Is there anything else important about this subject that I neglected to ask about but you feel is important to add?
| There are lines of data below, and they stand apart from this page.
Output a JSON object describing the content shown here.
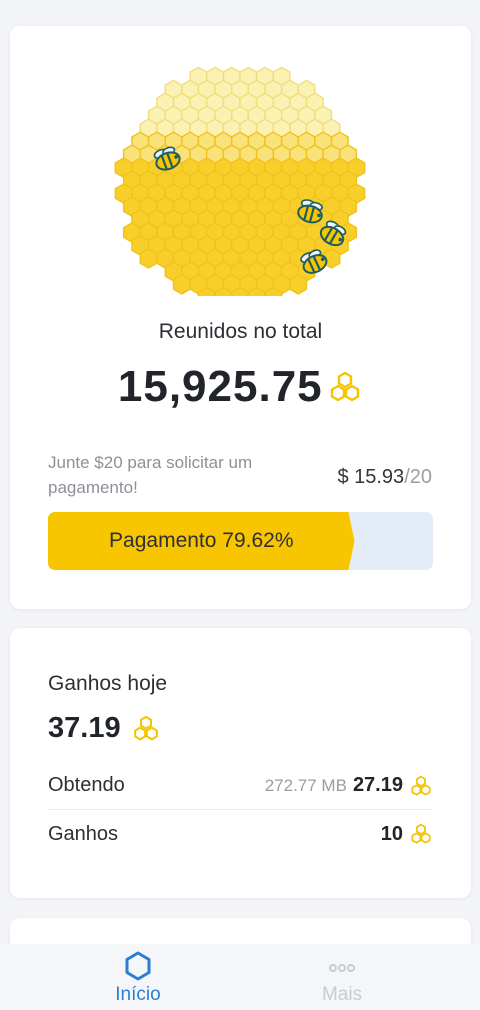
{
  "summary": {
    "total_label": "Reunidos no total",
    "total_value": "15,925.75",
    "hint": "Junte $20 para solicitar um pagamento!",
    "goal_current": "$ 15.93",
    "goal_target": "/20",
    "progress_label": "Pagamento 79.62%",
    "progress_fraction": 0.7962
  },
  "today": {
    "title": "Ganhos hoje",
    "value": "37.19",
    "rows": [
      {
        "label": "Obtendo",
        "sub": "272.77 MB",
        "value": "27.19"
      },
      {
        "label": "Ganhos",
        "sub": "",
        "value": "10"
      }
    ]
  },
  "nav": {
    "home_label": "Início",
    "more_label": "Mais"
  },
  "icons": {
    "currency": "honeycomb-icon",
    "hive": "beehive-illustration",
    "home": "hexagon-icon",
    "more": "dots-icon"
  },
  "colors": {
    "accent_yellow": "#f7c600",
    "progress_track": "#e4edf7",
    "nav_active": "#2a7fd4"
  }
}
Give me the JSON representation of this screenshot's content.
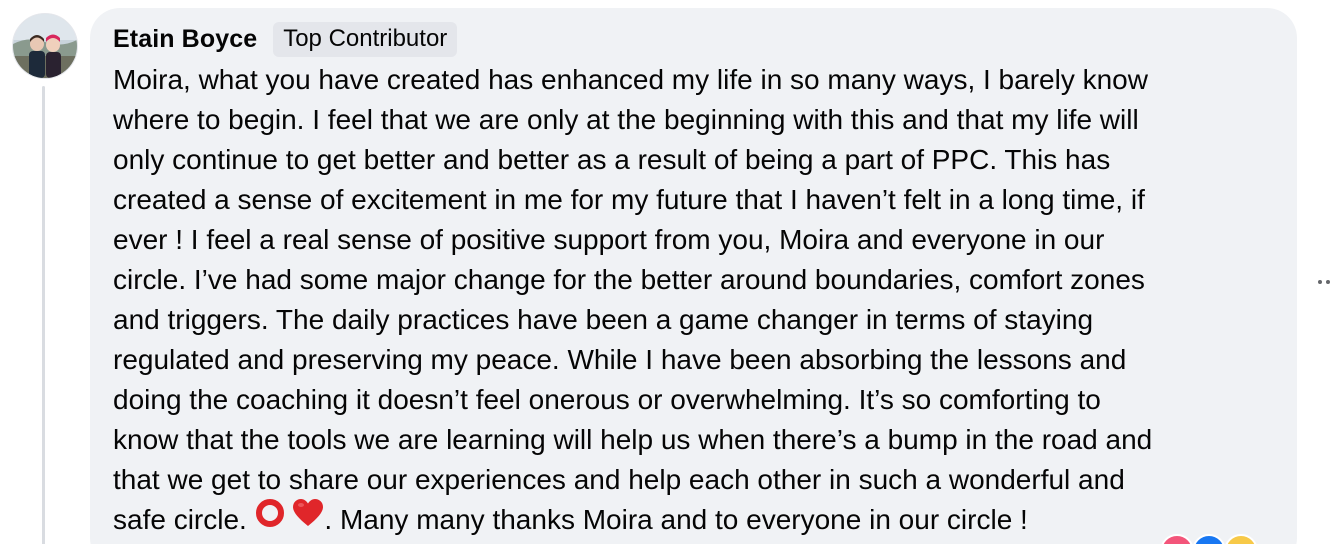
{
  "comment": {
    "author": "Etain Boyce",
    "badge": "Top Contributor",
    "lines": [
      "Moira, what you have created has enhanced my life in so many ways, I barely know",
      "where to begin. I feel that we are only at the beginning with this and that my life will",
      "only continue to get better and better as a result of being a part of PPC. This has",
      "created a sense of excitement in me for my future that I haven’t felt in a long time, if",
      "ever ! I feel a real sense of positive support from you, Moira and everyone in our",
      "circle. I’ve had some major change for the better around boundaries, comfort zones",
      "and triggers. The daily practices have been a game changer in terms of staying",
      "regulated and preserving my peace. While I have been absorbing the lessons and",
      "doing the coaching it doesn’t feel onerous or overwhelming. It’s so comforting to",
      "know that the tools we are learning will help us when there’s a bump in the road and",
      "that we get to share our experiences and help each other in such a wonderful and"
    ],
    "last_line_start": "safe circle. ",
    "last_line_end": ". Many many thanks Moira and to everyone in our circle !",
    "emojis": [
      "red-circle-emoji",
      "red-heart-emoji"
    ]
  },
  "icons": {
    "avatar": "profile-photo",
    "more": "more-horizontal-icon"
  },
  "colors": {
    "bubble": "#f0f2f5",
    "badge_bg": "#e4e6eb",
    "text": "#050505",
    "thread_line": "#d9dce1",
    "emoji_red": "#e0262a"
  }
}
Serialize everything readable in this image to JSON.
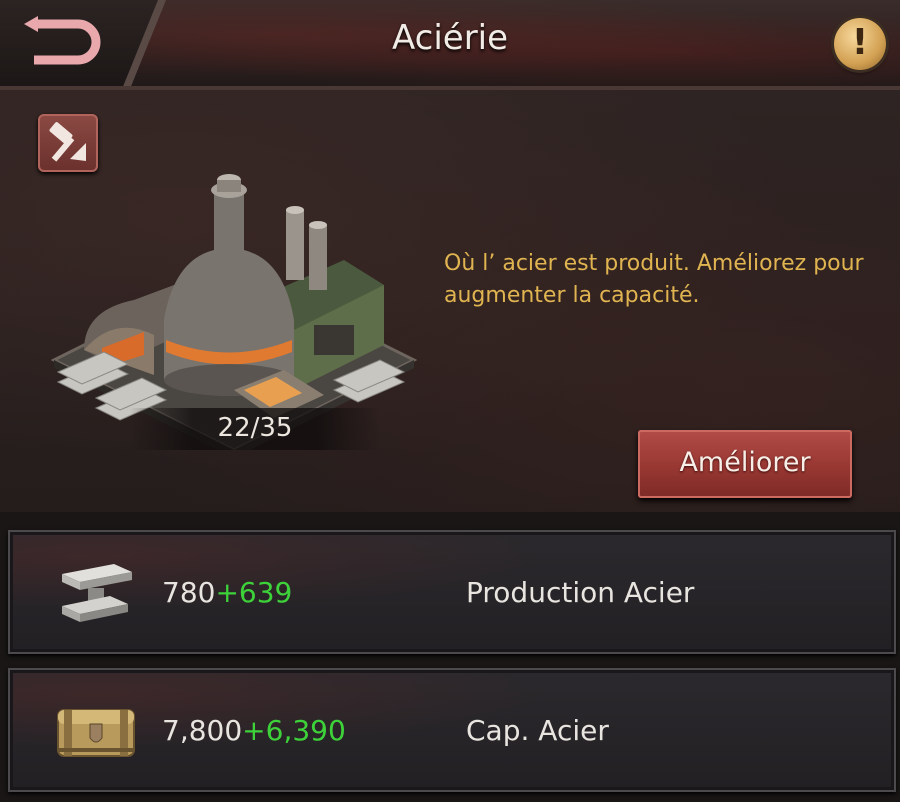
{
  "header": {
    "title": "Aciérie",
    "back_icon": "back-arrow-icon",
    "info_icon": "exclamation-icon",
    "info_label": "!"
  },
  "building": {
    "demolish_icon": "hammer-icon",
    "image": "steel-mill-building",
    "level": "22/35",
    "description": "Où l’   acier est produit. Améliorez pour augmenter la capacité.",
    "upgrade_label": "Améliorer"
  },
  "stats": [
    {
      "icon": "steel-ingot-icon",
      "base": "780",
      "bonus": "+639",
      "label": "Production Acier"
    },
    {
      "icon": "crate-icon",
      "base": "7,800",
      "bonus": "+6,390",
      "label": "Cap. Acier"
    }
  ],
  "colors": {
    "accent_red": "#983732",
    "description_gold": "#e0b450",
    "bonus_green": "#3ed23a"
  }
}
Overall, Denver's economy and labor market have been very strong, but there are challenges associated with that growth as well. Our report shines a spotlight on some of the issues that Denver and its surrounding suburbs will have to tackle in the coming years.